Work to complete: Whenever the word "legend" turns up in a line below, that line should be copied.
Input data Start Marker
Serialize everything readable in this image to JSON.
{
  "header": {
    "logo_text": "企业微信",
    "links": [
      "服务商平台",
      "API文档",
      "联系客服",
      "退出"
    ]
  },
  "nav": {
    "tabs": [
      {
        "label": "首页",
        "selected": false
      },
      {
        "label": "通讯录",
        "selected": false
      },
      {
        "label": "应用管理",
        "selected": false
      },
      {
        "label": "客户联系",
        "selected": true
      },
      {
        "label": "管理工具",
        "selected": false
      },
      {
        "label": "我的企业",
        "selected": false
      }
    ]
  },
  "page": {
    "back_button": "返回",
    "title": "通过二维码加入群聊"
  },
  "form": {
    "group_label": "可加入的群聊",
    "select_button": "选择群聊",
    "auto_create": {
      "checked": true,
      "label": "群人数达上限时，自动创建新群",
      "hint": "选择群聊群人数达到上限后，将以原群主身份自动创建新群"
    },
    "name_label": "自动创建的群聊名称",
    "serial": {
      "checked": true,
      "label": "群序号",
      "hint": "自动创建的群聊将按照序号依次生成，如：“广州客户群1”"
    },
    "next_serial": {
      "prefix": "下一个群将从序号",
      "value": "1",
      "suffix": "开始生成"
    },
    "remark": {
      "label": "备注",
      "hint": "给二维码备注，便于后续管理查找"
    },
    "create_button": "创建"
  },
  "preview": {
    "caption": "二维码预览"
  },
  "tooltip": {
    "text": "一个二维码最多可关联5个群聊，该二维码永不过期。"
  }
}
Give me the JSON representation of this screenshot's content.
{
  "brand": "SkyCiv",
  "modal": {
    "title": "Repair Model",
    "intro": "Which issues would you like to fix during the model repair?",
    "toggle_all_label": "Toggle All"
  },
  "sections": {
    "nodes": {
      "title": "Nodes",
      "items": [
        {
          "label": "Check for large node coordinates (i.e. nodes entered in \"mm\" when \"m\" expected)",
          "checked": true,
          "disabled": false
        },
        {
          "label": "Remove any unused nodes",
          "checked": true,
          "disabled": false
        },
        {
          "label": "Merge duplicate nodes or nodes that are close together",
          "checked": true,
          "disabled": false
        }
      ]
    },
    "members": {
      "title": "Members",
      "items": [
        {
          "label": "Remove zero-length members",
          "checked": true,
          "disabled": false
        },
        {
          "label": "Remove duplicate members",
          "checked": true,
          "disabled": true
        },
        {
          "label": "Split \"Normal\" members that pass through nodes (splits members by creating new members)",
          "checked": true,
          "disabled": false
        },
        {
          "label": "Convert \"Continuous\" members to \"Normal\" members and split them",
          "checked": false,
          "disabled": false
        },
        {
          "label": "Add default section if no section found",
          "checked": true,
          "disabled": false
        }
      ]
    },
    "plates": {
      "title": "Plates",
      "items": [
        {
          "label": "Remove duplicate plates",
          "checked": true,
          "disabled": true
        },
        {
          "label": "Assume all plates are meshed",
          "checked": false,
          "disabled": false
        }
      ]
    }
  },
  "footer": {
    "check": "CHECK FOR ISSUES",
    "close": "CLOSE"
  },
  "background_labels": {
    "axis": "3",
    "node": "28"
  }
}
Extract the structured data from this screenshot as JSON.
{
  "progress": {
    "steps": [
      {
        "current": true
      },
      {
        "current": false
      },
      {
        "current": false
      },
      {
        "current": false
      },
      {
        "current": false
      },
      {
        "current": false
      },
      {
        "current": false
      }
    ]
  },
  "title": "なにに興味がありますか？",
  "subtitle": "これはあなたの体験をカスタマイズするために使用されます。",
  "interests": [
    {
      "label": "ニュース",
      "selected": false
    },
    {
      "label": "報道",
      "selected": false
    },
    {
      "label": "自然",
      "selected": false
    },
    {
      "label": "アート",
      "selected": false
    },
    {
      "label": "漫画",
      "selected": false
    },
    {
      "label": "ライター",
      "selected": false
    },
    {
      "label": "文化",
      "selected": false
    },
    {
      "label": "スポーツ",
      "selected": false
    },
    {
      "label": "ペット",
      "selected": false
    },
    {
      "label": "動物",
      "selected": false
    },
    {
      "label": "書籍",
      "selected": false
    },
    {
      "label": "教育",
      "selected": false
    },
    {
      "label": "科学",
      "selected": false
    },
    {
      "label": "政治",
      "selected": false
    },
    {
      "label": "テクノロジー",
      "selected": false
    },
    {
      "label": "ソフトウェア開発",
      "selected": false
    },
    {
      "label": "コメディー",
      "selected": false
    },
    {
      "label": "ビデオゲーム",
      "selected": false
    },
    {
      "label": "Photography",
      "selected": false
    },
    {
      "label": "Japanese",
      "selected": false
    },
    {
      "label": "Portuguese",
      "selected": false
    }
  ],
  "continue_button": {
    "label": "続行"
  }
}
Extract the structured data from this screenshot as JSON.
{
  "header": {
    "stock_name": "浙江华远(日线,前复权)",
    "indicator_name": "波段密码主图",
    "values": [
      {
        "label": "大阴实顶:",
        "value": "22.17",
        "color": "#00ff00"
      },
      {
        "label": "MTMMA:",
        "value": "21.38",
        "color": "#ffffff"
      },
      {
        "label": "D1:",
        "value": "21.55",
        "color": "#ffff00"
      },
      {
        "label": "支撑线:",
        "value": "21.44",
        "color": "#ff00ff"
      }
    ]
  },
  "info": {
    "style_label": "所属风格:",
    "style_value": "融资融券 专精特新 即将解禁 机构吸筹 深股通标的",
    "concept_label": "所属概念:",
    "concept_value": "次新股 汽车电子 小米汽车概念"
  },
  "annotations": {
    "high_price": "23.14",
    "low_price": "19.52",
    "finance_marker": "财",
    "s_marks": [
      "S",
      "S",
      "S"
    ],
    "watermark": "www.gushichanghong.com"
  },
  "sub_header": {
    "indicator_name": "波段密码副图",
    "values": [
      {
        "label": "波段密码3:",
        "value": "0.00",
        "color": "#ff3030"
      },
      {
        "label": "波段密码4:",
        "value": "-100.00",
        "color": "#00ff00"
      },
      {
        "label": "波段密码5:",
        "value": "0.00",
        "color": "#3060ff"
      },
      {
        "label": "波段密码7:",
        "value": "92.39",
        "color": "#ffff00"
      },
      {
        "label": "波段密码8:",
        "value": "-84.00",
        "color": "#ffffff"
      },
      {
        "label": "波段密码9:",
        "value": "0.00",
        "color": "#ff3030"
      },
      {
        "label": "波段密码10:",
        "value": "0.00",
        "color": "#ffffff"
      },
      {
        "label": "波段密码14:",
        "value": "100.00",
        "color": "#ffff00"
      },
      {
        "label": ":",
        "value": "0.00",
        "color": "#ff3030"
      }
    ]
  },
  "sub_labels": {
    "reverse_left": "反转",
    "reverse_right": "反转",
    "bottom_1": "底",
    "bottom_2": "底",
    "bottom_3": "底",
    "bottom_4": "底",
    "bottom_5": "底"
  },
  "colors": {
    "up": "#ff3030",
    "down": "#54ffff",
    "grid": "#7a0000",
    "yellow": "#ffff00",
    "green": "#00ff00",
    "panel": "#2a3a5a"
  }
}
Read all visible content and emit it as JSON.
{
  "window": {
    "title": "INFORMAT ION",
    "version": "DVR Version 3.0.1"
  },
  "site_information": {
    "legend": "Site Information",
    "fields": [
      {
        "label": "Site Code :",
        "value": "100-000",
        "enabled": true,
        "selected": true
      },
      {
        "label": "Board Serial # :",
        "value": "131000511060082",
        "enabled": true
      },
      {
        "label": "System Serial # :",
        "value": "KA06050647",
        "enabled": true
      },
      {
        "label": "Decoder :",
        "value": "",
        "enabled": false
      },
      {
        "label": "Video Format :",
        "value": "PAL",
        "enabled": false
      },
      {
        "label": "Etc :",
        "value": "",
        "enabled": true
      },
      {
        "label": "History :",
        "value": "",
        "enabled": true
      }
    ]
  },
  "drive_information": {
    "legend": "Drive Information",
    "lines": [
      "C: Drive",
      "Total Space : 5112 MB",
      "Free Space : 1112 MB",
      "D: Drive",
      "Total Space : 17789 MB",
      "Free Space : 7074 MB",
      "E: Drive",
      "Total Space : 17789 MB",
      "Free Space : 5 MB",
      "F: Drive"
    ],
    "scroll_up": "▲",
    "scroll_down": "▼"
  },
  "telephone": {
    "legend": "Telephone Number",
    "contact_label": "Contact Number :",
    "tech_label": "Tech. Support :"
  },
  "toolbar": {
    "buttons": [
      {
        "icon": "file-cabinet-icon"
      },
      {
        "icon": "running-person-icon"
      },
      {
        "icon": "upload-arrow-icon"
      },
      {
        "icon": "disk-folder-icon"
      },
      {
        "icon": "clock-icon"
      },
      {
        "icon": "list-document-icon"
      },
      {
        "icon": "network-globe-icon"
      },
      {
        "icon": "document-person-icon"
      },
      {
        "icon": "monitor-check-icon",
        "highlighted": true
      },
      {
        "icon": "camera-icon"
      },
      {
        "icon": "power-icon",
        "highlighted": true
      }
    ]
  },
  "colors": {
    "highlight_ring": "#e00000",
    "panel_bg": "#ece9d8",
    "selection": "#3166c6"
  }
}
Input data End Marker
Exercise response:
    "legend": "Site Information",
    "legend": "Drive Information",
    "legend": "Telephone Number",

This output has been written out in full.